      —— ————— ——— ——— ————-
      4294967295 1 0 282603 Loopback Pseudo-Interface 1
      1500 1 0 306343 Local Area Connection

      C:\Users\User>ping -f -l 1273 google.co.in

      Pinging google.co.in [216.58.220.3] with 1273 bytes of data:
      Reply from 172.29.0.169: Packet needs to be fragmented but DF set.
      Packet needs to be fragmented but DF set.
      Packet needs to be fragmented but DF set.

      C:\Users\User>ping -f -l 1272 google.co.in

      Pinging google.co.in [216.58.220.3] with 1272 bytes of data:
      Reply from 216.58.220.3: bytes=64 (sent 1272) time=3ms TTL=59
      Reply from 216.58.220.3: bytes=64 (sent 1272) time=3ms TTL=59
      Reply from 216.58.220.3: bytes=64 (sent 1272) time=3ms TTL=59
      Reply from 216.58.220.3: bytes=64 (sent 1272) time=3ms TTL=59

      Thanks in advance, i see you are doing a great job helping others ! much appreciated (i have already learned so much just by reading this article)

      Prashant

      By Prashant on Jun 20, 2015

    4. An old site – but great info. Had issues with google web pages inc gmail (and anything accessing google resources like fonts) dropping out on a regular basis. Changed WiFi MTU to 1464 and it now works perfectly.

      many thanks!!

      By Adam on Jul 1, 2015

    5. I must be doing something wrong. I have followed your instructions precisely, but am already down to 1290 and it still won’t connect to “www.cantfindthissite.com” Are you using that as a place marker for an actual site? I don’t have another site that just simply won’t connect. I’m trying to set the MTU to help cut down on the speed reduction from using my vpn. Thanks for the great article.

      By Patrick Dieter on Jul 24, 2015

    6. Hi,
      I’m using Win 7.
      Your article explains how to change MTU for the all OS. But do you know if we can do that by GPO for only some URL?

      Thanks for your article.

      By Alacran on Oct 9, 2015

    7. Dont you also need to adjust the ipv6 MTU?

      By Dustin on Dec 16, 2015

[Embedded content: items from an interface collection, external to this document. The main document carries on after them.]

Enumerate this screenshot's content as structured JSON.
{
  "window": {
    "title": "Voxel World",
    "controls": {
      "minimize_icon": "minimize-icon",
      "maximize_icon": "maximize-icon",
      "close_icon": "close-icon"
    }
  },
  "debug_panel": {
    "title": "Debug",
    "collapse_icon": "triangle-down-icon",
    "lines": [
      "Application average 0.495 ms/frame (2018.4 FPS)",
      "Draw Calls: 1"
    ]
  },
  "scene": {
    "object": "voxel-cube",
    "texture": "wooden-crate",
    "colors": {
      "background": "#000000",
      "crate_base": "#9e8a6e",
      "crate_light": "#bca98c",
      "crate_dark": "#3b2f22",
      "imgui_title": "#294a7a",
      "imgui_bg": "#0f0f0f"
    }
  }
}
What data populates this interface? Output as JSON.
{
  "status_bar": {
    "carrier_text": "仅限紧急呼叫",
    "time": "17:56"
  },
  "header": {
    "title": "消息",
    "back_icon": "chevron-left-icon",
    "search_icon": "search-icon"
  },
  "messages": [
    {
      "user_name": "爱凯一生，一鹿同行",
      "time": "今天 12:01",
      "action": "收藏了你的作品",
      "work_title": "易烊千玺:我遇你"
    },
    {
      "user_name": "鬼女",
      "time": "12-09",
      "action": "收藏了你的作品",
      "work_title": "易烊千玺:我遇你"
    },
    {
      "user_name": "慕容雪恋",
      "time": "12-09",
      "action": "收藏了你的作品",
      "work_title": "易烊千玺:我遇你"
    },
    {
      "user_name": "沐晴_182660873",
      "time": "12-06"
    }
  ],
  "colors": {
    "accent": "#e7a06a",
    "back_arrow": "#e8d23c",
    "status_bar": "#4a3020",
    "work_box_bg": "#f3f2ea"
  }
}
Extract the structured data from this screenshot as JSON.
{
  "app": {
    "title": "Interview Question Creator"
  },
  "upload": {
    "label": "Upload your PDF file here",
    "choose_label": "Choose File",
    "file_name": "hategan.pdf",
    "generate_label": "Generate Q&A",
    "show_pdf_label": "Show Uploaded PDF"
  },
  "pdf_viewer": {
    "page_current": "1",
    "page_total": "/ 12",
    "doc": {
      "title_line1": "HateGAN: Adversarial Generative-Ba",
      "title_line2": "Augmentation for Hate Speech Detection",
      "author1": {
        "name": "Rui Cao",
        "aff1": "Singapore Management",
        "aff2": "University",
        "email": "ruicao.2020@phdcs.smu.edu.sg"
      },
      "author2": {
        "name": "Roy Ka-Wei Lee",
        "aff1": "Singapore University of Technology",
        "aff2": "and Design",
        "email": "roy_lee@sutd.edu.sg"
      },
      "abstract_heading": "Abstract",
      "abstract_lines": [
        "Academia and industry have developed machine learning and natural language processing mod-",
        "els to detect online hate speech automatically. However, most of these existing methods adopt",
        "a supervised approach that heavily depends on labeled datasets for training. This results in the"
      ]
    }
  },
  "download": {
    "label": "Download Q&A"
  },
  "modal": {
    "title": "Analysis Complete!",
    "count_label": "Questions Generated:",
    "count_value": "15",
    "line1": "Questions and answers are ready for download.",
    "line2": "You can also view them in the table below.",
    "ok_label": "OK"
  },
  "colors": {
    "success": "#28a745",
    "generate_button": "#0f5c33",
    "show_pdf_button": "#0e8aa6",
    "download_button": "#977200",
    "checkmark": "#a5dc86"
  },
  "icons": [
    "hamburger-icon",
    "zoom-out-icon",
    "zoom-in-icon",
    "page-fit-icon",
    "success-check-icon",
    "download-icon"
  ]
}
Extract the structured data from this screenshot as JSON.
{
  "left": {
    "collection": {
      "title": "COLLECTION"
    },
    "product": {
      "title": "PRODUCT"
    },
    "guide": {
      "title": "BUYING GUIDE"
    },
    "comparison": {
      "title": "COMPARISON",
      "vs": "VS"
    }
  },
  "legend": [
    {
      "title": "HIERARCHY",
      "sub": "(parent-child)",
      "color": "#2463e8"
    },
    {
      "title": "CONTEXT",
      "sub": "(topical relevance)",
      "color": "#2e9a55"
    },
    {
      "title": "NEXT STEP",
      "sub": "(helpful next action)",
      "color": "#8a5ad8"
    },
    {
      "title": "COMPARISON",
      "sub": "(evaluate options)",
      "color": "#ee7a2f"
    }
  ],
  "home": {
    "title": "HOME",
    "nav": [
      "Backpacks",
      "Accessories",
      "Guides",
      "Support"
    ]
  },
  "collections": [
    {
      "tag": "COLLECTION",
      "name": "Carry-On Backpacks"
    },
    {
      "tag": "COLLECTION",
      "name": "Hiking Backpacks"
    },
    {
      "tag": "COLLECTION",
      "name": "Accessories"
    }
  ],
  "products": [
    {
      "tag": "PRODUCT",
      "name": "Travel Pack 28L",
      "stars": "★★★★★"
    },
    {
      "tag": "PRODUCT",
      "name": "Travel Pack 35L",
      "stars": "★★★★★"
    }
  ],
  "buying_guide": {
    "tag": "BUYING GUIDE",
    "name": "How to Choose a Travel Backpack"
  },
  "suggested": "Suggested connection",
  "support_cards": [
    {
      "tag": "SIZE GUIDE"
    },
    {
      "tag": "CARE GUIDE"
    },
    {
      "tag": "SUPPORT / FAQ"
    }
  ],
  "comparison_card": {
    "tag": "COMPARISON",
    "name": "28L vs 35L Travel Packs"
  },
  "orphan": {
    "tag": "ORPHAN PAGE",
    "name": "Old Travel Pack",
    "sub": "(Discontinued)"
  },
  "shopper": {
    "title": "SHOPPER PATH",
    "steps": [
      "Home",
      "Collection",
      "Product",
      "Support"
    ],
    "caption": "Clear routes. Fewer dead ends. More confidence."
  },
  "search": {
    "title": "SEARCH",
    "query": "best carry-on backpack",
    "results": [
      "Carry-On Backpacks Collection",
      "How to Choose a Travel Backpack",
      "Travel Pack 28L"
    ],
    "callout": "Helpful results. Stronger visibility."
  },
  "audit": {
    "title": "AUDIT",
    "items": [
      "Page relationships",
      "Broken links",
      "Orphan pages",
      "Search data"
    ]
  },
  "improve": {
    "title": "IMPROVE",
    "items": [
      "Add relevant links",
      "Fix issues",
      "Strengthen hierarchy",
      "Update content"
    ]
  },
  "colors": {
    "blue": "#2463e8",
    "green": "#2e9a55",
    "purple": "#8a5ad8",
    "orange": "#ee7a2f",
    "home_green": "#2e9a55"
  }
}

    8. Hi Richard,
      Thanks for the great article. I’ve a lot of questions about MTU, however previous posters seem to have asked most of them. I just want to know, let’s say (and it is) my router (actually DSL modem router) have MTU as 1480. I have 2 clients connected to same router. Client 1 is a Windows 7 box and MTU was set to 1480 as well. But client 2 is XP SP2 and what i found 1464 is OK for it. So, do i have to change and enter different MTU values for EVERY (EACH) computer eventhough connected to the same router?

      And the big question, why does MTU vary for each computer although connected to same router? Ethernet/Wifi differs?

      Thanks!

      By Onur on Feb 12, 2016

    9. I’ve spent days trying to network a Windows 7 and XP machine together and this problem was at the root of the difficulties. The solution worked perfectly. Many thanks!

      By Terry Stewart on Jun 5, 2016

    10. It could be a difference between WiFi and Ethernet; I have never experienced this behaviour, though. At the end of the day, you have done what you need to do to get it working, frustrating as it may have been to get there.

      By Richard Slater on Jun 22, 2016

    11. I have never had a broadband provider that has supported IPv6 directly, this has meant that any use of IPv6 has been through a tunnel, which is largely immune from these issues.

      By Richard Slater on Jun 22, 2016

    12. You cannot apply MTU settings on a URL by URL basis; it is a property of the network adapter, not a web browser. As for applying MTU settings with Group Policy then there doesn’t seem to be a built-in setting. However, you could either script the change or build a group policy extension of your own.

      By Richard Slater on Jun 22, 2016

    13. Yes, http://www.cantfindthissite.com is just a placeholder for a site that you cannot access. It’s not directly related to the target site as the problem usually lies between you and the site itself.

      By Richard Slater on Jun 22, 2016

    14. I suspect the problems you are experiencing are not related to your MTU, can I suggest superuser.com to investigate further.

      By Richard Slater on Jun 22, 2016

    1. 2 Trackback(s)

    2. Aug 27, 2015: Ethernet, MTU, TCP,IP ,ICMP packet size | andrewlaihk
    3. Feb 24, 2016: MTU Size Matters | Thee DocKtor's Blog

    Post a Comment

    Please leave these two fields as-is: